The European Union's (EU) push for harmonised regulation of artificial intelligence (AI) systems entered a new chapter when the European parliament and the Council recently proposed Regulations that harmonised rules on artificial intelligence. This Proposal is the first worldwide initiative that addresses AI implementation concerns related to the degree of autonomy AI systems have in decision-making and the capacity to control their processes. In respect to a successful digital transformation, the EU’s main goal is to boost innovation and business activity while ensuring that people's trust in new technologies is maintained.
AI enablement issues
AI is a system comprised of three main interconnected components: data processing, machine learning and business implementation. Algorithms define the concise process of an AI workflow. AI processes training data and forms patterns, but algorithms are the decision-makers that set the criteria for action. Since AI is a self-learning system, the underlying issue is the limited control of the way data is processed and on the outcome of the algorithm. Therefore, it is difficult to question a decision an AI system has made based on variable data patterns and automated processes.

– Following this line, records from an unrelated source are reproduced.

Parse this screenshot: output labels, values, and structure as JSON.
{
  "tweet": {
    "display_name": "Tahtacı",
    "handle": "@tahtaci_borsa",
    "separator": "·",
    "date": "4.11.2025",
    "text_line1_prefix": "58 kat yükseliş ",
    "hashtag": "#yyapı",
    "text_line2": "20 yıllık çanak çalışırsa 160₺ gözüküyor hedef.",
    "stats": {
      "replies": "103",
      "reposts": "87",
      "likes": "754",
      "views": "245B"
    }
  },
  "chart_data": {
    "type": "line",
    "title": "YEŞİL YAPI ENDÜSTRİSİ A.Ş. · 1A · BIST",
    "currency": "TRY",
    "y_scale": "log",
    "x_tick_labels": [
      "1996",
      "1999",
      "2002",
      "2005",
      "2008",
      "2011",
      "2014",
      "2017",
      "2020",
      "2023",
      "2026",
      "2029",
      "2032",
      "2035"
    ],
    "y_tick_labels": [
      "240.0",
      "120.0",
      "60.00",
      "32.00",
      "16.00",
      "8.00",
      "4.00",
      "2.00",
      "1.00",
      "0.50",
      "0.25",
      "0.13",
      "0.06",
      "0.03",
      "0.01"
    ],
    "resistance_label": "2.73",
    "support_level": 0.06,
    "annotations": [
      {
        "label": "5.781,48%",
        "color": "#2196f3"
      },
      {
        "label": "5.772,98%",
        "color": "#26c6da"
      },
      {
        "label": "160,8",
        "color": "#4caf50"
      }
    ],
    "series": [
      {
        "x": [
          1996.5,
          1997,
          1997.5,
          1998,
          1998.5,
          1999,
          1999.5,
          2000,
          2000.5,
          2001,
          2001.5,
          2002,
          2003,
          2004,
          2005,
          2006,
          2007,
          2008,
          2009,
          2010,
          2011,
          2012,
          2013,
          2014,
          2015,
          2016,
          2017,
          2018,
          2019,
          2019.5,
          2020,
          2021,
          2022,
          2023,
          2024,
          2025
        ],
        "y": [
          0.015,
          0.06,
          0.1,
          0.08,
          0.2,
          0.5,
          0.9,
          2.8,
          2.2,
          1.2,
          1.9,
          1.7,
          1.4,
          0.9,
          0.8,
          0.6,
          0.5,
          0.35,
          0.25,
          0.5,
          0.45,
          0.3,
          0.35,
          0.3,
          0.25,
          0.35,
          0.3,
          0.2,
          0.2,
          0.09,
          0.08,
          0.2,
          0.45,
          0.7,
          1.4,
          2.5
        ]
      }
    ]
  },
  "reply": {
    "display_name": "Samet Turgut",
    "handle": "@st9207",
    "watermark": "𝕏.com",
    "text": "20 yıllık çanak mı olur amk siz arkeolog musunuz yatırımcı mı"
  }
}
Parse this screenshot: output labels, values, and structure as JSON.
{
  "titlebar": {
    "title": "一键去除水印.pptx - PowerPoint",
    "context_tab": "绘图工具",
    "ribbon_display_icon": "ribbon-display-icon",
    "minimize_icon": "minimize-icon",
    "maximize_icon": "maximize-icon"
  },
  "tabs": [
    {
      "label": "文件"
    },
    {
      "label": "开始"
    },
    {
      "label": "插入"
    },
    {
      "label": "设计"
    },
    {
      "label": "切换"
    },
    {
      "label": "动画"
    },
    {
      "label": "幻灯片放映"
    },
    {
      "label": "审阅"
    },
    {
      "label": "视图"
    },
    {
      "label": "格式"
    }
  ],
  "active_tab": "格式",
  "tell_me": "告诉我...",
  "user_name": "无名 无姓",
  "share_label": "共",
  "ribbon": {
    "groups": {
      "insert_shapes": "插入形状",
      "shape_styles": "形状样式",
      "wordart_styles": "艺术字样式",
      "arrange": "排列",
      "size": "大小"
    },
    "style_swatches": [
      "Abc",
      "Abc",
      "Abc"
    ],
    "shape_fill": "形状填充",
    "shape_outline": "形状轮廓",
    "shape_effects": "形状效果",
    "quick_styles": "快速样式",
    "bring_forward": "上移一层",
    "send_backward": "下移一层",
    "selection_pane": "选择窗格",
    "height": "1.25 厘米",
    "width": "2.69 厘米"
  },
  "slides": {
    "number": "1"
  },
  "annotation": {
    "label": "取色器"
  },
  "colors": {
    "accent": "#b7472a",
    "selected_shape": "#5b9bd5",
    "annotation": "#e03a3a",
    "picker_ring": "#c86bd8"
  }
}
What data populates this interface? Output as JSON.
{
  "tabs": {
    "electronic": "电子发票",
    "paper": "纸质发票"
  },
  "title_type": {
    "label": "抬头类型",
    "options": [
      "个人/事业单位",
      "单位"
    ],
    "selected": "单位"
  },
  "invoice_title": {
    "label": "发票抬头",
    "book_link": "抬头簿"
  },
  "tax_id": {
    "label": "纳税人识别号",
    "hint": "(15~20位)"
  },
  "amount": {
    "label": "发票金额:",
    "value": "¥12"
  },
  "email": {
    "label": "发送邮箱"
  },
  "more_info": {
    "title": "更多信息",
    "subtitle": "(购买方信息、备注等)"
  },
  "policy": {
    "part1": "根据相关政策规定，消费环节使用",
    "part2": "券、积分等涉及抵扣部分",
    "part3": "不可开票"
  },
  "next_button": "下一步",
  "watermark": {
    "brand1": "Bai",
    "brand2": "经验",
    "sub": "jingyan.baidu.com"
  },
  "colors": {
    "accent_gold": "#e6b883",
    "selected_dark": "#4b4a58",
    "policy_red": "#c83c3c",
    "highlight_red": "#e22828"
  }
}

Experts in the field have reported instances where AI perpetuates discrimination due to bias in initial data (e.g. AI rating male co-workers as more efficient at work than female colleagues can lead to unfair treatment in the workspace for businesses implementing AI technologies). Such techniques have an innate tendency to amplify biases present in data regarding factors such as race, gender, and education. These practices are proven to be diminishing and in the long run could lead to issues like discrimination in the workplace, ESG violations and costly expenses for businesses.
Liability distribution is another problem that could arise given the significant role of AI in our lives. The autonomy of AI systems makes it difficult to pinpoint the responsible party when breaches of law are identified. Hence, if a person suffers harm or when property is damaged as the result of an algorithm's decision, obtaining compensation may be difficult. Hence, adjustments to liability regimes are without a doubt necessary.
AI policy makers
The EU has demonstrated its willingness to address the above issues in AI legislation by setting special legislative bodies and policy makers. The European Parliament has appointed a special Committee on Artificial Intelligence in a Digital Age, which at present is considering the future impact of the Proposal and ways to improve regulatory measures.
Furthermore, the European Data Protection Supervisor (EDPS) has welcomed the Proposal and shown a readiness to fulfil its new role as the AI regulator for EU's public administration. The EDPS has already addressed the need to ban the use of remote biometric identification systems in public spaces, which supplemented by AI technologies might pose high risk of intrusion in privacy and violation of fundamental human rights.
Bulgaria's AI initiative
In line with European values for holistic digital transformation, the Bulgarian Academy of Sciences initiated a plan for the "Development of Artificial Intelligence in Bulgaria by 2030, which the Bulgarian Ministry of Transport, Information Technology and Communications later adopted as a national strategy for the development of AI. The Plan recognises EU priorities, including those for the protection of fundamental human rights and consumer rights in relation to high-risk AI, while at the same time establishing the groundwork for the development of a regulatory framework for reliable AI systems in Bulgaria. The Plan also lays out new concepts such as an AI "trust ecosystem" and a national framework on risk assessment of AI systems, which is intended to prevent unethical use. All this illustrates Bulgaria's ambition to balance regulatory measures and position itself as the next hub for AI development.
The impact of AI regulation
The EU is seeking to embrace regulatory mechanisms at the early age of AI development, so the advancement of such technologies has minimal adverse effect on society and the block's economy. In addition, taking on such measures at a time when AI technologies are not widely implemented guarantees avoidance of regulatory fragmentation across the EU. Some other EU members have also started to raise initiatives examining AI problematics such as Germany's Institute for Ethics in Artificial Intelligence.
The coordination of AI policies will serve human-centered technology, while taking advantage of its vast implementation across industries, and trigger an efficiency boost for the economy. Avoiding scenarios of irreversible fallout when enabling AI technologies is at present one of EU's top legislative priorities in the context of the wider digital transformation initiative.
In the near future, the EU plans to adopt legal frameworks consolidating ethical standards and civil liability in the context of AI since its use will be further expanding. For more information on the topic, call or email your regular CMS contact, or our local CMS expert Ivan Gergov, CMS Sofia.
Co-authored by Elitsa Hinova, Trainee Lawyer at CMS Sofia